Update shows wide use in 2020 of the wilderness definition
A recent review of Wild Europe’s definition of wilderness, originally produced in 2014, shows its use is widespread and expanding. The intention was to create a set of criteria that produce uniformly high standards for protection and restoration, regardless of biogeographical or cultural circumstance.
The Austrian National Parks Association has adopted the Wild Europe minimum size along with its other criteria because the definition is seen as offering a credible and practical instrument. It has already been used as the basis for designation of wilderness areas for Kalkalpen and Hohe Tauern National Parks.
Fundatia Conservation Carpathia (FCC) Romania, aiming to assemble the largest privately funded wilderness reserve in Europe, is using the definition as the basis for planning its acquired landholdings, negotiating community land use agreements where purchase is not possible.
The European Wilderness Society has developed the EWQA (European Wilderness Quality Assessment), a programme of certification based on the Wild Europe definition, which it is rolling out in a number of countries across Europe.
Sumava National Park (Czech Republic) is using the definition to play a key role in long-term wilderness planning, alongside a model programme of ‘wilderness support’ which Wild Europe has run since 2012 in conjunction with local NGOs, involving international representation, economic feasibility assessment and enterprise implementation
How the Wild Europe definition of wilderness builds on the IUCN Category 1b definition
The Wild Europe definition of wilderness was developed over four years by over 50 experts with the input and support of IUCN personnel. It has been adopted by the European Commission and is now used in many areas across Europe.

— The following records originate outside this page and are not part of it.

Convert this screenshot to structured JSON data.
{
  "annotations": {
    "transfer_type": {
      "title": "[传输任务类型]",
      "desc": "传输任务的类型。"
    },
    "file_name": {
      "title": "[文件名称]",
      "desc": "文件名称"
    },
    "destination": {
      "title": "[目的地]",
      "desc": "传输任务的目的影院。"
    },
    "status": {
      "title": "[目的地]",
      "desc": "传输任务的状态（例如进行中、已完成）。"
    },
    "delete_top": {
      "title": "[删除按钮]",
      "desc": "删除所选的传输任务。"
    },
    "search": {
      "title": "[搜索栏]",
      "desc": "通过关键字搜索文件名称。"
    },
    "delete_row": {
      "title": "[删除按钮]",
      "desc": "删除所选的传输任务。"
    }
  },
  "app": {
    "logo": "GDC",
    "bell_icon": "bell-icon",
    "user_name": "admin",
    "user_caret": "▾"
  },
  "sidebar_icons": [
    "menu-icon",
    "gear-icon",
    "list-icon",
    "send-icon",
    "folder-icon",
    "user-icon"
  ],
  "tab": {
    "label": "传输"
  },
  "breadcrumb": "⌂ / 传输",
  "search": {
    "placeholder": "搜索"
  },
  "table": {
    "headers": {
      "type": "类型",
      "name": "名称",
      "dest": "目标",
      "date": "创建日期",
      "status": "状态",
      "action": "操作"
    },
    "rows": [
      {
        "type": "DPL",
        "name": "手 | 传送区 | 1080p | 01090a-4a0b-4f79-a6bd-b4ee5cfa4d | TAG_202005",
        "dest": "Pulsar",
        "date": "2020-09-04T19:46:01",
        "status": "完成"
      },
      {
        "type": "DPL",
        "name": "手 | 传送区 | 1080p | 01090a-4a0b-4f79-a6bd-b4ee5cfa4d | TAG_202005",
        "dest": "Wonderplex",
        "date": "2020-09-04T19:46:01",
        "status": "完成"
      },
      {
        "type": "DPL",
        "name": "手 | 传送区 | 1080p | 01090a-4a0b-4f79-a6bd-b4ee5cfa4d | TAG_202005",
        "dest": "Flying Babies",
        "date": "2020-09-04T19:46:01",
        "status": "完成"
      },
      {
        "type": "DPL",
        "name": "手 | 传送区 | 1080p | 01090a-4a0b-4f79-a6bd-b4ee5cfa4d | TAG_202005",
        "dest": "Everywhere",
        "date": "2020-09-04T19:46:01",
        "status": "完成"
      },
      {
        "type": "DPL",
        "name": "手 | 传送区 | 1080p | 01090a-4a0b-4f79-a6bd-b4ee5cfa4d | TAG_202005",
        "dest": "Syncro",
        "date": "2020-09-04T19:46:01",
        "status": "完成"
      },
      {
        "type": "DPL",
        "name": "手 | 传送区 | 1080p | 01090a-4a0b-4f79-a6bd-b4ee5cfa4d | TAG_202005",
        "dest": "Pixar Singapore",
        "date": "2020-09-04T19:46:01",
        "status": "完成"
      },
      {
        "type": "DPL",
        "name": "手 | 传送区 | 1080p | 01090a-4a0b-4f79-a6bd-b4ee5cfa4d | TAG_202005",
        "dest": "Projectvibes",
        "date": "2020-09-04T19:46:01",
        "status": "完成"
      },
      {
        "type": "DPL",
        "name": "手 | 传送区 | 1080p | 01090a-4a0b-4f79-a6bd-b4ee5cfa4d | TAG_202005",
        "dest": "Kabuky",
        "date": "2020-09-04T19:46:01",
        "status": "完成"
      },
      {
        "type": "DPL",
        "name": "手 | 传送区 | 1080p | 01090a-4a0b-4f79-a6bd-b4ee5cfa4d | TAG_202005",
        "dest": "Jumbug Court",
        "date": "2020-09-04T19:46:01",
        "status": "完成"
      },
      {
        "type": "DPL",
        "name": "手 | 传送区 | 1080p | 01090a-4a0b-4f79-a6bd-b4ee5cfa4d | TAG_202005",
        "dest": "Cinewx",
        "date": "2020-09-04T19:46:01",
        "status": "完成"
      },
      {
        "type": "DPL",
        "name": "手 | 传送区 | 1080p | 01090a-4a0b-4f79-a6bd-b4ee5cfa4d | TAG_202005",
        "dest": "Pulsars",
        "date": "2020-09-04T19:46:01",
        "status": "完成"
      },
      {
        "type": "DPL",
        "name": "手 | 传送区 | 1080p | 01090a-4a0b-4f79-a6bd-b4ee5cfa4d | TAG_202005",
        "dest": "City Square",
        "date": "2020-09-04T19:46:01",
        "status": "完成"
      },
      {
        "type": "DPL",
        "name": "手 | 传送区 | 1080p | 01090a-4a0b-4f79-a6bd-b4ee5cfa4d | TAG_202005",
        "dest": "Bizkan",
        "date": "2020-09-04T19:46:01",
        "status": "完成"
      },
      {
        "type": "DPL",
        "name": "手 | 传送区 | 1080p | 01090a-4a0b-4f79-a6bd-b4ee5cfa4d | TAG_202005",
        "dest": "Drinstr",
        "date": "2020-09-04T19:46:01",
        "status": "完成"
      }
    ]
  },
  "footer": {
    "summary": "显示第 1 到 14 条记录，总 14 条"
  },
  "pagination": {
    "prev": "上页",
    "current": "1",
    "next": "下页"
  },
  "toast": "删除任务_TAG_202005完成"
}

The definition was established to cater specifically for the needs of a European context, and to offer a relatively rigorous and standardized underpin for both protection and restoration initiatives across a wide variety of geographic and cultural circumstances.
It seeks to build on and strengthen rather than replace the existing IUCN Category 1b definition – which is excellent but global and thus relatively generalised.
Far from being a dilution of the IUCN definition, the Wild Europe definition thus is widely regarded as considerably strengthening the credibility and practical implementation of wilderness in Europe.
IUCN Category 1b definition of wilderness
“Large unmodified or slightly modified areas, retaining their natural character and influence, without permanent or significant human habitation, which are protected and managed so as to preserve their natural condition.”
The Wild Europe definition
“A wilderness is an area governed by natural processes. It is composed of native habitats and species, and large enough for the effective ecological functioning of natural processes. It is unmodified or only slightly modified and without intrusive or extractive human activity, settlements, infrastructure or visual disturbance.”
Building on the IUCN definition
There are key elements in the Wild Europe definition of wilderness which in practice help it to build effectively on its Category 1b origin, focusing for a European context:
Minimum size is stipulated by the Wild Europe definition. This aspect alone is critical. Under the IUCN 1b Category definition there are for example many areas of only around 50 hectares; this is fine for the USA and other countries that also have large tracts of ‘real’ wilderness by any definition. However a more rigorous approach is felt necessary for the wilderness concept to be credible in crowded and highly developed Europe.
Clear specification on the impact and location of human activities and artifacts is offered by the Wild Europe definition, with zonation principles and a set of criteria. It is difficult in practice to protect and restore wilderness areas in Europe, where human presence is almost ubiquitous, without these specific elements.
A strong stance, in practice, on prohibition of extractive uses in core zones and their regulation in buffer and transition zones. Again, the extra rigour provided by the Wild Europe definition lends credibility to the concept, a clear standpoint for other land uses which could otherwise encroach.
Specific stipulations on natural processes – particularly important in identifying the component elements of a wilderness in order to protect or reconstruct it in a European context where such process have often been substantially altered
Other – there are less significant differentiations as well, for example of the presence of large mammals, and stipulations on volume of visitors
The Wild Europe definition of wilderness is intended to provide a practical holistic approach: whether in an ecological, economic (non extractive), psychological, aesthetic or spiritual sense.